Legendary investor Warren Buffett, who usually has a good eye for value, explained gold like this: “It gets dug out of the ground in Africa or someplace. Then we melt it down, dig another hole, bury it again and pay people to stand around guarding it. It has no utility. Anyone watching from Mars would be scratching their head.”
But gold isn’t just something that people dig out of the ground. It’s one of the best ways to hedge your portfolio – that is, to protect it when stock markets everywhere fall, like after the two 7% declines in China’s stock market this week.
As we’ve written before, cash is a great way of protecting your portfolio when markets fall. But one of the most effective hedges against market downturns has proven to be gold, because stock markets and gold are negatively correlated assets.
Correlation is the relationship between two or more assets. It measures what happens to the price of one asset when the price of a different asset changes. When they are negatively correlated, their prices move in opposite directions. This evens out your overall performance when things get bumpy.
The table above shows the correlation between gold and major Asian market indices. Over the past 5 years, returns on gold have had a negative correlation with stock returns. That means when markets go down, gold usually goes up – and when gold goes down, markets tend to go higher.

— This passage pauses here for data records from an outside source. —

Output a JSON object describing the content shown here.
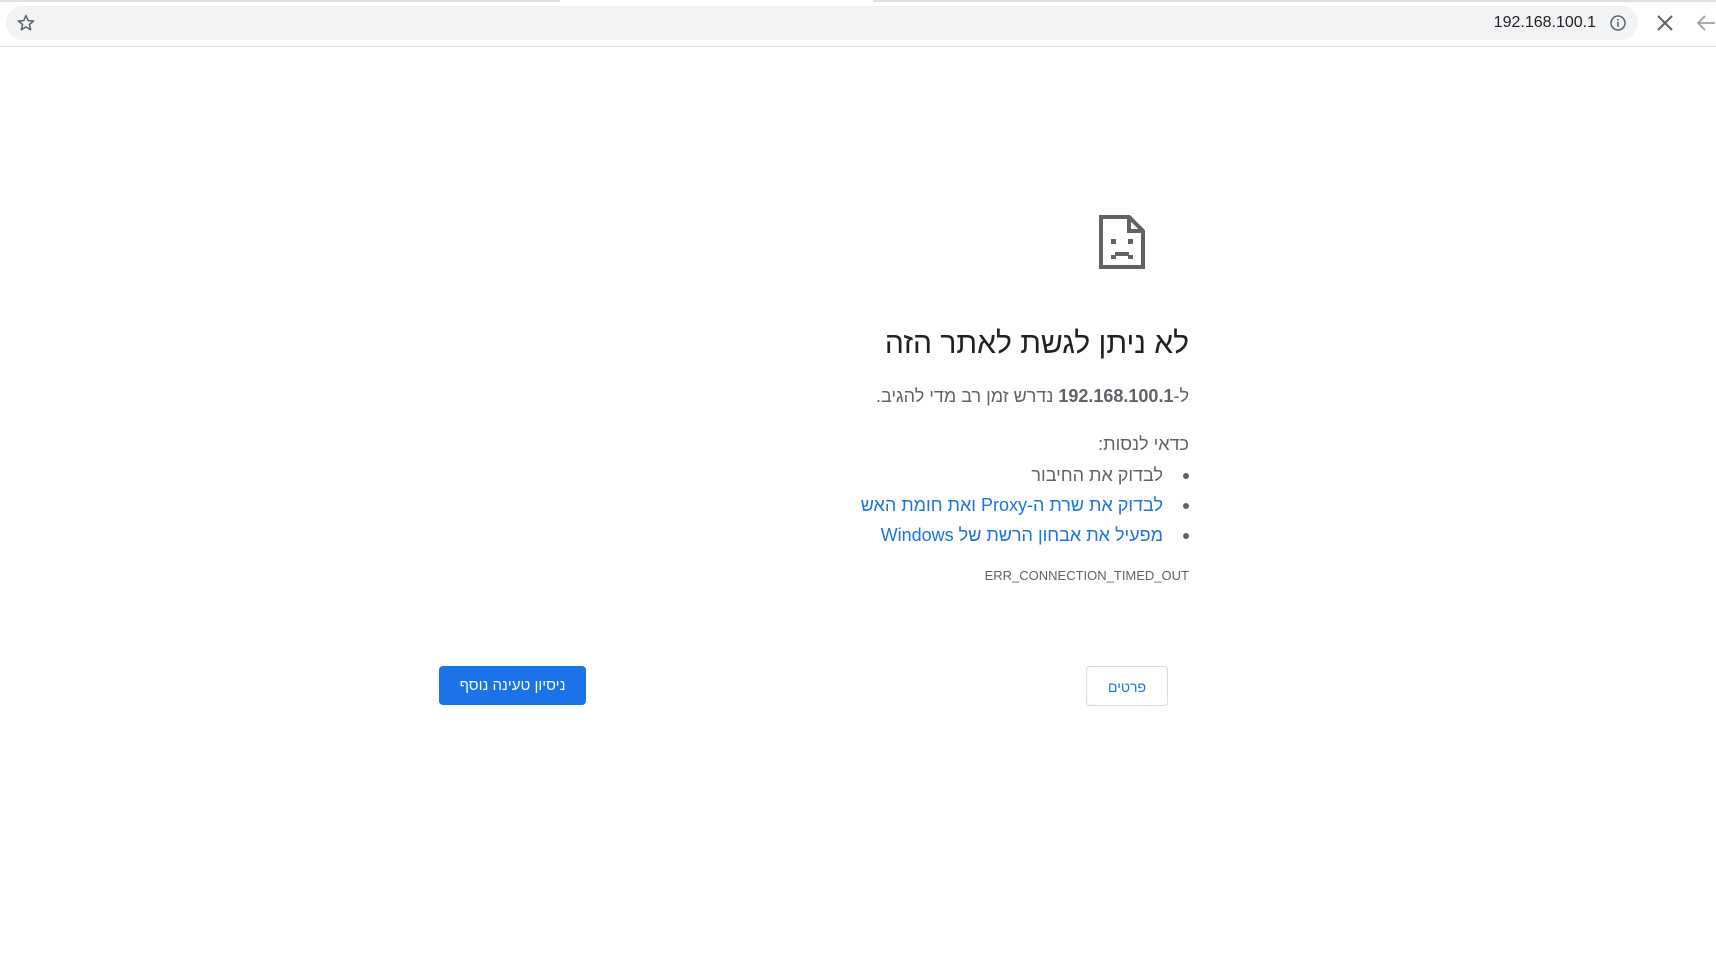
{
  "toolbar": {
    "url": "192.168.100.1",
    "icons": [
      "star-icon",
      "info-icon",
      "close-icon",
      "back-arrow-icon"
    ]
  },
  "error": {
    "icon": "sad-page-icon",
    "title": "לא ניתן לגשת לאתר הזה",
    "message_prefix": "ל-",
    "host": "192.168.100.1",
    "message_suffix": " נדרש זמן רב מדי להגיב.",
    "try_label": "כדאי לנסות:",
    "suggestions": [
      {
        "label": "לבדוק את החיבור"
      },
      {
        "label": "לבדוק את שרת ה-Proxy ואת חומת האש"
      },
      {
        "label": "מפעיל את אבחון הרשת של Windows"
      }
    ],
    "code": "ERR_CONNECTION_TIMED_OUT"
  },
  "buttons": {
    "details": "פרטים",
    "reload": "ניסיון טעינה נוסף"
  },
  "colors": {
    "accent": "#1a73e8",
    "text": "#202124",
    "secondary": "#5f6368"
  }
}
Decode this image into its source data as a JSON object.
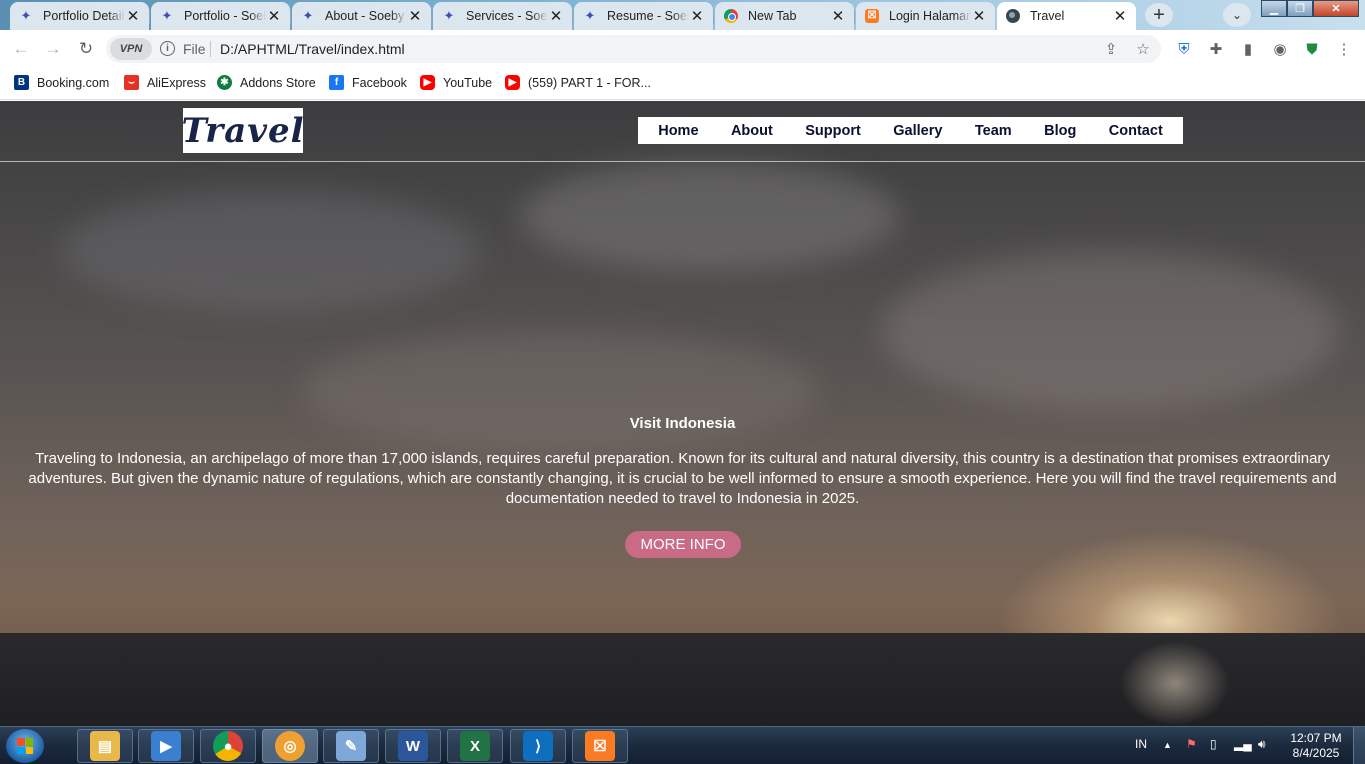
{
  "browser": {
    "tabs": [
      {
        "title": "Portfolio Details",
        "icon": "sparkle-icon"
      },
      {
        "title": "Portfolio - Soeby",
        "icon": "sparkle-icon"
      },
      {
        "title": "About - Soeby",
        "icon": "sparkle-icon"
      },
      {
        "title": "Services - Soeby",
        "icon": "sparkle-icon"
      },
      {
        "title": "Resume - Soeby",
        "icon": "sparkle-icon"
      },
      {
        "title": "New Tab",
        "icon": "chrome-icon"
      },
      {
        "title": "Login Halaman",
        "icon": "xampp-icon"
      },
      {
        "title": "Travel",
        "icon": "globe-icon",
        "active": true
      }
    ],
    "address": {
      "vpn_label": "VPN",
      "scheme_label": "File",
      "url": "D:/APHTML/Travel/index.html"
    },
    "bookmarks": [
      {
        "label": "Booking.com",
        "icon": "booking-icon",
        "color": "#003580"
      },
      {
        "label": "AliExpress",
        "icon": "aliexpress-icon",
        "color": "#e43225"
      },
      {
        "label": "Addons Store",
        "icon": "addons-store-icon",
        "color": "#0f7b3e"
      },
      {
        "label": "Facebook",
        "icon": "facebook-icon",
        "color": "#1877f2"
      },
      {
        "label": "YouTube",
        "icon": "youtube-icon",
        "color": "#ff0000"
      },
      {
        "label": "(559) PART 1 - FOR...",
        "icon": "youtube-icon",
        "color": "#ff0000"
      }
    ]
  },
  "site": {
    "logo_text": "Travel",
    "nav": [
      "Home",
      "About",
      "Support",
      "Gallery",
      "Team",
      "Blog",
      "Contact"
    ],
    "hero": {
      "title": "Visit Indonesia",
      "text": "Traveling to Indonesia, an archipelago of more than 17,000 islands, requires careful preparation. Known for its cultural and natural diversity, this country is a destination that promises extraordinary adventures. But given the dynamic nature of regulations, which are constantly changing, it is crucial to be well informed to ensure a smooth experience. Here you will find the travel requirements and documentation needed to travel to Indonesia in 2025.",
      "button": "MORE INFO"
    }
  },
  "taskbar": {
    "lang": "IN",
    "time": "12:07 PM",
    "date": "8/4/2025"
  }
}
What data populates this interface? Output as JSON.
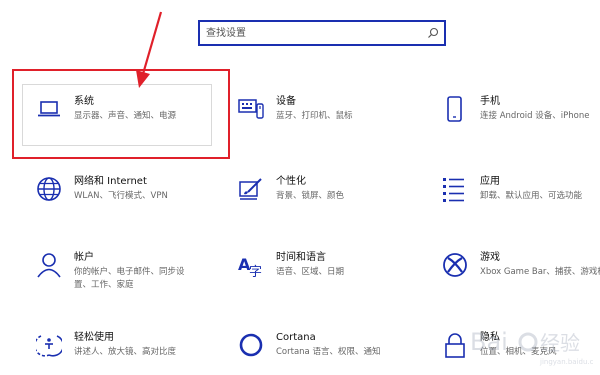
{
  "search": {
    "placeholder": "查找设置"
  },
  "tiles": [
    {
      "title": "系统",
      "desc": "显示器、声音、通知、电源",
      "icon": "laptop-icon"
    },
    {
      "title": "设备",
      "desc": "蓝牙、打印机、鼠标",
      "icon": "keyboard-icon"
    },
    {
      "title": "手机",
      "desc": "连接 Android 设备、iPhone",
      "icon": "phone-icon"
    },
    {
      "title": "网络和 Internet",
      "desc": "WLAN、飞行模式、VPN",
      "icon": "globe-icon"
    },
    {
      "title": "个性化",
      "desc": "背景、锁屏、颜色",
      "icon": "paint-icon"
    },
    {
      "title": "应用",
      "desc": "卸载、默认应用、可选功能",
      "icon": "apps-list-icon"
    },
    {
      "title": "帐户",
      "desc": "你的帐户、电子邮件、同步设置、工作、家庭",
      "icon": "person-icon"
    },
    {
      "title": "时间和语言",
      "desc": "语音、区域、日期",
      "icon": "time-language-icon"
    },
    {
      "title": "游戏",
      "desc": "Xbox Game Bar、捕获、游戏模式",
      "icon": "xbox-icon"
    },
    {
      "title": "轻松使用",
      "desc": "讲述人、放大镜、高对比度",
      "icon": "ease-of-access-icon"
    },
    {
      "title": "Cortana",
      "desc": "Cortana 语言、权限、通知",
      "icon": "cortana-icon"
    },
    {
      "title": "隐私",
      "desc": "位置、相机、麦克风",
      "icon": "lock-icon"
    }
  ],
  "colors": {
    "accent": "#1a2fb0",
    "annotation": "#e0202a"
  }
}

Most major Asian stock markets are positively correlated – that is, they all tend to move in the same direction at the same time. That means negative events usually affect all markets in the region. So if you’re invested in Singapore and Malaysia, the chances are good the two markets will rise and fall together. That’s not diversified.
But by diversifying part of your portfolio into gold, you can reduce portfolio risk and solve the egg truck problem. That way, not everything in your portfolio will move in the same direction at the same time.
Gold is also a good hedge against falling currencies. 2016 is looking to be another ugly year for ASEAN currencies in part due to a continued slowdown in China – Southeast Asia’s largest trading partner.
Gold is often viewed as a global currency and as a tangible store of value. The global supply of gold is relatively stable, as newly mined gold only increases the gold supply by about 1.7% per year. In contrast, currency values can easily decline if the central bank increases the money supply, or if demand for the currency falls.
An example of how gold can act as a hedge against a declining currency is what happened during the 2008 financial crisis. The U.S. Federal Reserve cut interest rates and started buying bonds as part of its quantitative easing program (in which it created more money to help drive up inflation) in order to support the U.S. economy.
In just six years through 2014, the supply of U.S. dollars in global markets increased almost five times. This increase in supply helped cause the value of the U.S. dollar to fall compared to other currencies.
But the price of gold took off. In 2008, gold cost less than US$800 per ounce. In the aftermath of the financial crisis, as the U.S. central bank dramatically increased the supply of money, the price of gold rose to over US$1800 per ounce.
But as the U.S., and world, economy emerges from the crisis, and demand for the U.S. dollar has increased, the price of gold has gone down – a perfect example of negatively correlated assets. During a very volatile period, investors holding gold were protected from potentially larger losses.
One easy way to add gold to your portfolio is through the SPDR Gold Shares ETF (GLD on the New York Stock Exchange). The SPDR Gold Shares is the largest physical gold exchange traded fund (ETF) in the world. You can also buy it on the Singapore Stock Exchange using symbol O87 and on the Hong Kong Stock Exchange as 2840.
When markets go up, gold doesn’t perform well. But when markets fall, it’s a hedge worth having.